**Task statement**
Look for the line containing "Parse this screenshot: output" and the line containing "Decode this image" in the entries below. Copy those two and all lines between them exactly, leaving out pictures.

[Data excerpts]

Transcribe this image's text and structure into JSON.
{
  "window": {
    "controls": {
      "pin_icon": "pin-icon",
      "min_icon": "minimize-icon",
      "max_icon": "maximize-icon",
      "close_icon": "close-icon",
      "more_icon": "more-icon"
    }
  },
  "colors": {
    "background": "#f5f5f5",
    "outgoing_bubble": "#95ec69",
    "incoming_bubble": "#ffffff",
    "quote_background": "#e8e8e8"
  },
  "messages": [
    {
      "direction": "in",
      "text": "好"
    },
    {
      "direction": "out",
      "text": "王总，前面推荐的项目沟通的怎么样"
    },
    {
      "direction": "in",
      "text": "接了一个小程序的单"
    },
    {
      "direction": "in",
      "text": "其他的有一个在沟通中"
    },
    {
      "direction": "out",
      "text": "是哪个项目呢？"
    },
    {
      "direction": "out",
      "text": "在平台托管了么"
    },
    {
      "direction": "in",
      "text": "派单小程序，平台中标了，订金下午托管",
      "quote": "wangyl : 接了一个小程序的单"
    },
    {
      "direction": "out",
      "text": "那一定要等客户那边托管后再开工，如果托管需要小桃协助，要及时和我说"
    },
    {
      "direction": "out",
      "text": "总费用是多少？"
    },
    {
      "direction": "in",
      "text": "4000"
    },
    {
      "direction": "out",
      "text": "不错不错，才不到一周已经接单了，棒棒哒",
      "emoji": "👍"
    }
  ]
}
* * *
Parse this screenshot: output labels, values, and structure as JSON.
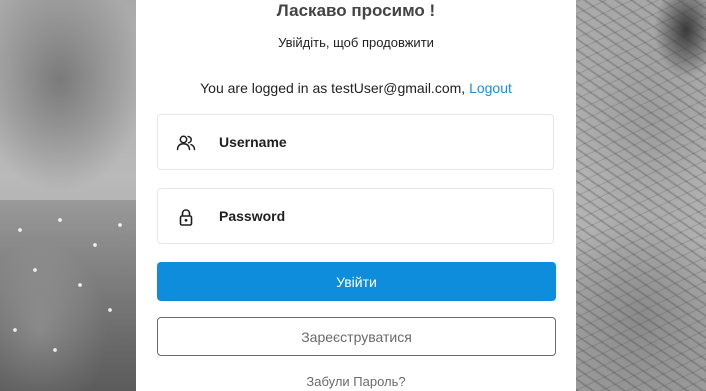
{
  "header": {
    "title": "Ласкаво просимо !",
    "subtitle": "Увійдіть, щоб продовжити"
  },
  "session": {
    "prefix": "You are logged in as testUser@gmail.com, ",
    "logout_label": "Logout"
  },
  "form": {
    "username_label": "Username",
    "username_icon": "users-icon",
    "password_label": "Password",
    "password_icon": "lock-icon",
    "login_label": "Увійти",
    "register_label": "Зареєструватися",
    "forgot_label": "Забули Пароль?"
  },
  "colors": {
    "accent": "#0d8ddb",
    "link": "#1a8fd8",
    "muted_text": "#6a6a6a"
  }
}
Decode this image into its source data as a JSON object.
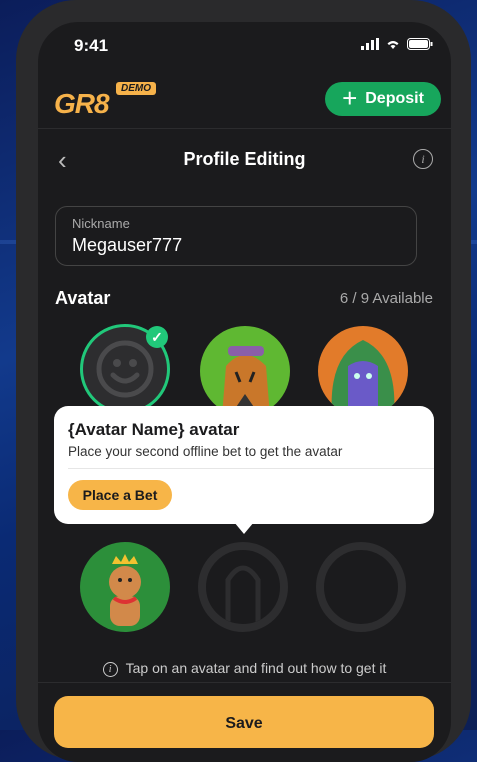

**Task response**
Parse this screenshot: output labels, values, and structure as JSON.
{
  "header": {
    "title": "Ласкаво просимо !",
    "subtitle": "Увійдіть, щоб продовжити"
  },
  "session": {
    "prefix": "You are logged in as testUser@gmail.com, ",
    "logout_label": "Logout"
  },
  "form": {
    "username_label": "Username",
    "username_icon": "users-icon",
    "password_label": "Password",
    "password_icon": "lock-icon",
    "login_label": "Увійти",
    "register_label": "Зареєструватися",
    "forgot_label": "Забули Пароль?"
  },
  "colors": {
    "accent": "#0d8ddb",
    "link": "#1a8fd8",
    "muted_text": "#6a6a6a"
  }
}
Decode this image into its source data as a JSON object.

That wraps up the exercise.